● **Work item**: The answer is every line in the data below that contains the word "with".
*** Given records ***
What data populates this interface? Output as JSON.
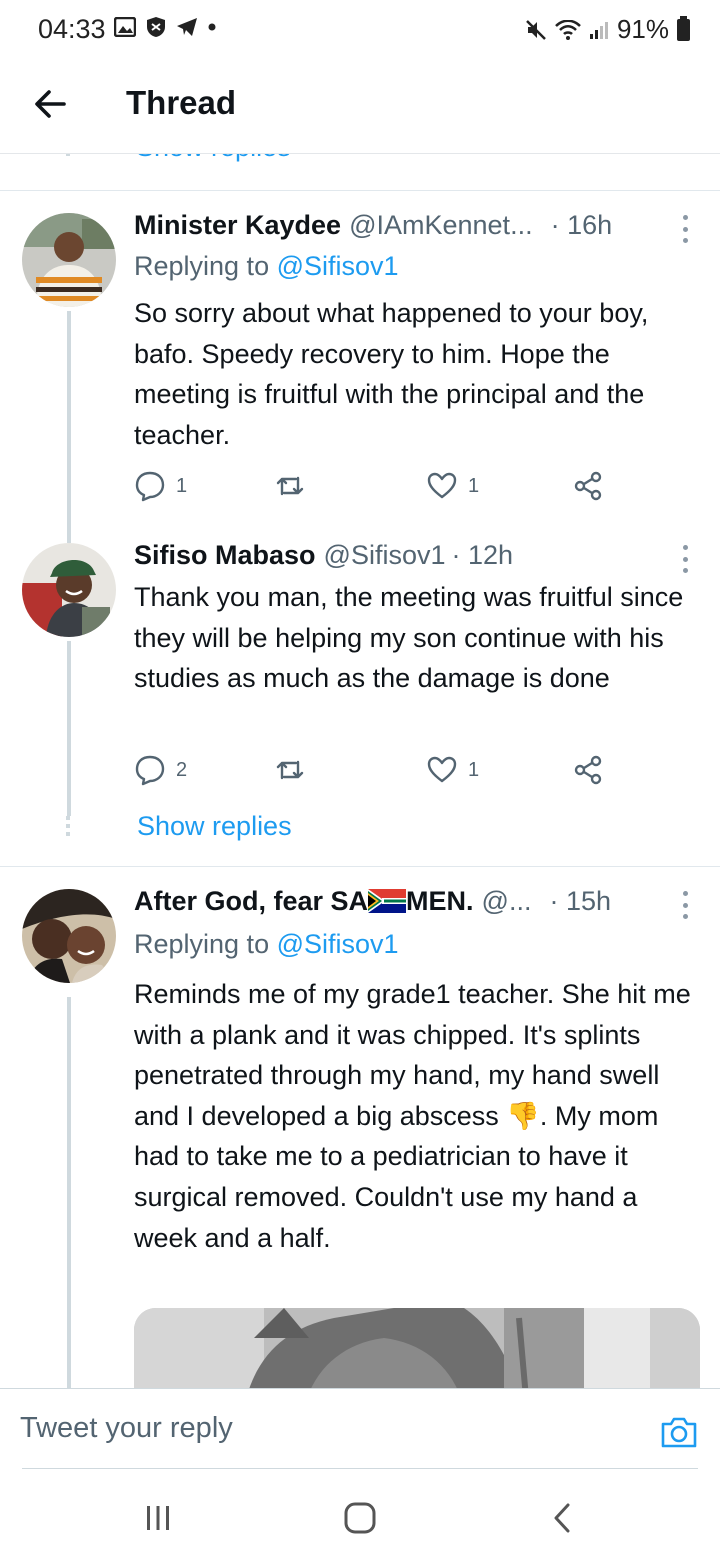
{
  "status_bar": {
    "time": "04:33",
    "battery": "91%"
  },
  "header": {
    "title": "Thread"
  },
  "partial_show_replies": "Show replies",
  "tweets": [
    {
      "name": "Minister Kaydee",
      "handle": "@IAmKennet...",
      "time": "· 16h",
      "replying_prefix": "Replying to",
      "replying_to": "@Sifisov1",
      "text": "So sorry about what happened to your boy, bafo. Speedy recovery to him. Hope the meeting is fruitful with the principal and the teacher.",
      "replies": "1",
      "retweets": "",
      "likes": "1"
    },
    {
      "name": "Sifiso Mabaso",
      "handle": "@Sifisov1",
      "time": "· 12h",
      "text": "Thank you man, the meeting was fruitful since they will be helping my son continue with his studies as much as the damage is done",
      "replies": "2",
      "retweets": "",
      "likes": "1",
      "show_replies": "Show replies"
    },
    {
      "name_part1": "After God, fear SA",
      "name_part2": "MEN.",
      "handle": "@...",
      "time": "· 15h",
      "replying_prefix": "Replying to",
      "replying_to": "@Sifisov1",
      "text_before_emoji": "Reminds me of my grade1 teacher. She hit me with a plank and it was chipped. It's splints penetrated through my hand, my hand swell and I developed a big abscess ",
      "emoji": "👎",
      "text_after_emoji": ". My mom had to take me to a pediatrician to have it surgical removed. Couldn't use my hand a week and a half."
    }
  ],
  "reply_bar": {
    "placeholder": "Tweet your reply"
  },
  "icons": {
    "back": "arrow-left-icon",
    "more": "more-vertical-icon",
    "reply": "speech-bubble-icon",
    "retweet": "retweet-icon",
    "like": "heart-icon",
    "share": "share-icon",
    "camera": "camera-icon",
    "flag": "south-africa-flag-icon"
  },
  "colors": {
    "accent": "#1d9bf0",
    "secondary_text": "#536471",
    "primary_text": "#0f1419"
  }
}
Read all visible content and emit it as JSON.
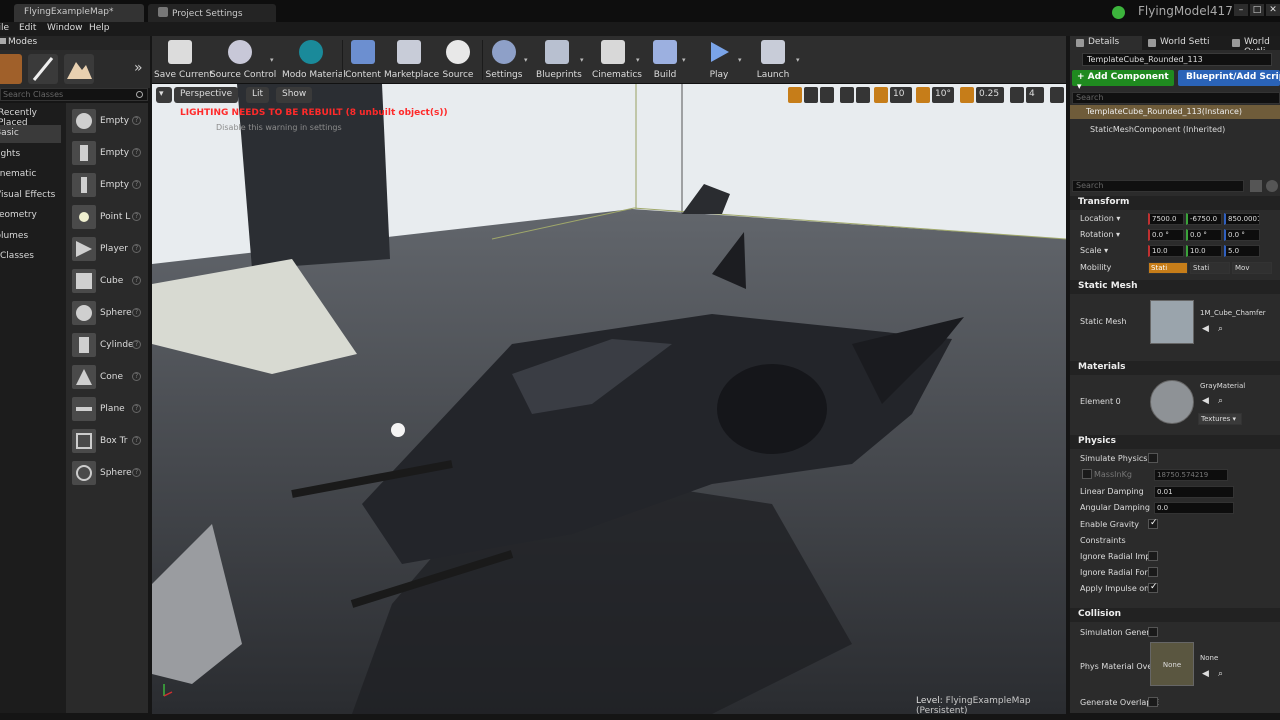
{
  "titlebar": {
    "tab_map": "FlyingExampleMap*",
    "tab_project": "Project Settings",
    "app_name": "FlyingModel417",
    "window_min": "–",
    "window_max": "□",
    "window_close": "✕"
  },
  "menu": [
    "File",
    "Edit",
    "Window",
    "Help"
  ],
  "modes": {
    "tab_label": "Modes",
    "search_placeholder": "Search Classes",
    "categories": [
      "Recently Placed",
      "Basic",
      "Lights",
      "Cinematic",
      "Visual Effects",
      "Geometry",
      "Volumes",
      "All Classes"
    ],
    "active_category": "Basic",
    "items": [
      "Empty",
      "Empty",
      "Empty",
      "Point L",
      "Player",
      "Cube",
      "Sphere",
      "Cylinde",
      "Cone",
      "Plane",
      "Box Tr",
      "Sphere"
    ],
    "help_glyph": "?"
  },
  "toolbar": {
    "buttons": [
      {
        "label": "Save Current",
        "icon": "save-icon"
      },
      {
        "label": "Source Control",
        "icon": "source-control-icon"
      },
      {
        "label": "Modo Material",
        "icon": "modo-icon"
      },
      {
        "label": "Content",
        "icon": "content-icon"
      },
      {
        "label": "Marketplace",
        "icon": "marketplace-icon"
      },
      {
        "label": "Source",
        "icon": "source-icon"
      },
      {
        "label": "Settings",
        "icon": "settings-icon"
      },
      {
        "label": "Blueprints",
        "icon": "blueprints-icon"
      },
      {
        "label": "Cinematics",
        "icon": "cinematics-icon"
      },
      {
        "label": "Build",
        "icon": "build-icon"
      },
      {
        "label": "Play",
        "icon": "play-icon"
      },
      {
        "label": "Launch",
        "icon": "launch-icon"
      }
    ]
  },
  "viewport": {
    "perspective": "Perspective",
    "lit": "Lit",
    "show": "Show",
    "warning": "LIGHTING NEEDS TO BE REBUILT (8 unbuilt object(s))",
    "warning_sub": "Disable this warning in settings",
    "grid_snap": "10",
    "rot_snap": "10°",
    "scale_snap": "0.25",
    "camera_speed": "4",
    "level_label": "Level:",
    "level_name": "FlyingExampleMap (Persistent)"
  },
  "right_tabs": [
    "Details",
    "World Setti",
    "World Outli"
  ],
  "details": {
    "object_name": "TemplateCube_Rounded_113",
    "add_component": "+ Add Component ▾",
    "blueprint_script": "Blueprint/Add Script",
    "search_placeholder": "Search",
    "instance_row": "TemplateCube_Rounded_113(Instance)",
    "static_row": "StaticMeshComponent (Inherited)",
    "prop_search_placeholder": "Search",
    "transform": {
      "section": "Transform",
      "location_label": "Location ▾",
      "location": [
        "7500.0",
        "-6750.0",
        "850.0001"
      ],
      "rotation_label": "Rotation ▾",
      "rotation": [
        "0.0 °",
        "0.0 °",
        "0.0 °"
      ],
      "scale_label": "Scale ▾",
      "scale": [
        "10.0",
        "10.0",
        "5.0"
      ],
      "mobility_label": "Mobility",
      "mobility": [
        "Stati",
        "Stati",
        "Mov"
      ]
    },
    "static_mesh": {
      "section": "Static Mesh",
      "label": "Static Mesh",
      "mesh_name": "1M_Cube_Chamfer"
    },
    "materials": {
      "section": "Materials",
      "label": "Element 0",
      "material_name": "GrayMaterial",
      "textures": "Textures ▾"
    },
    "physics": {
      "section": "Physics",
      "simulate_label": "Simulate Physics",
      "mass_label": "MassInKg",
      "mass_value": "18750.574219",
      "linear_label": "Linear Damping",
      "linear_value": "0.01",
      "angular_label": "Angular Damping",
      "angular_value": "0.0",
      "gravity_label": "Enable Gravity",
      "constraints_label": "Constraints",
      "radial_impulse_label": "Ignore Radial Impu",
      "radial_force_label": "Ignore Radial Force",
      "apply_impulse_label": "Apply Impulse on D"
    },
    "collision": {
      "section": "Collision",
      "sim_gen_label": "Simulation Genera",
      "phys_mat_label": "Phys Material Ove",
      "phys_mat_value": "None",
      "phys_mat_thumb": "None",
      "gen_overlap_label": "Generate Overlap E"
    }
  },
  "colors": {
    "accent_orange": "#c67d19",
    "add_component_green": "#1f8a1f",
    "blueprint_blue": "#2a63b8",
    "warning_red": "#ff2a2a"
  }
}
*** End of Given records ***
● **Result for this task**:
      "text": "So sorry about what happened to your boy, bafo. Speedy recovery to him. Hope the meeting is fruitful with the principal and the teacher.",
      "text": "Thank you man, the meeting was fruitful since they will be helping my son continue with his studies as much as the damage is done",
      "text_before_emoji": "Reminds me of my grade1 teacher. She hit me with a plank and it was chipped. It's splints penetrated through my hand, my hand swell and I developed a big abscess ",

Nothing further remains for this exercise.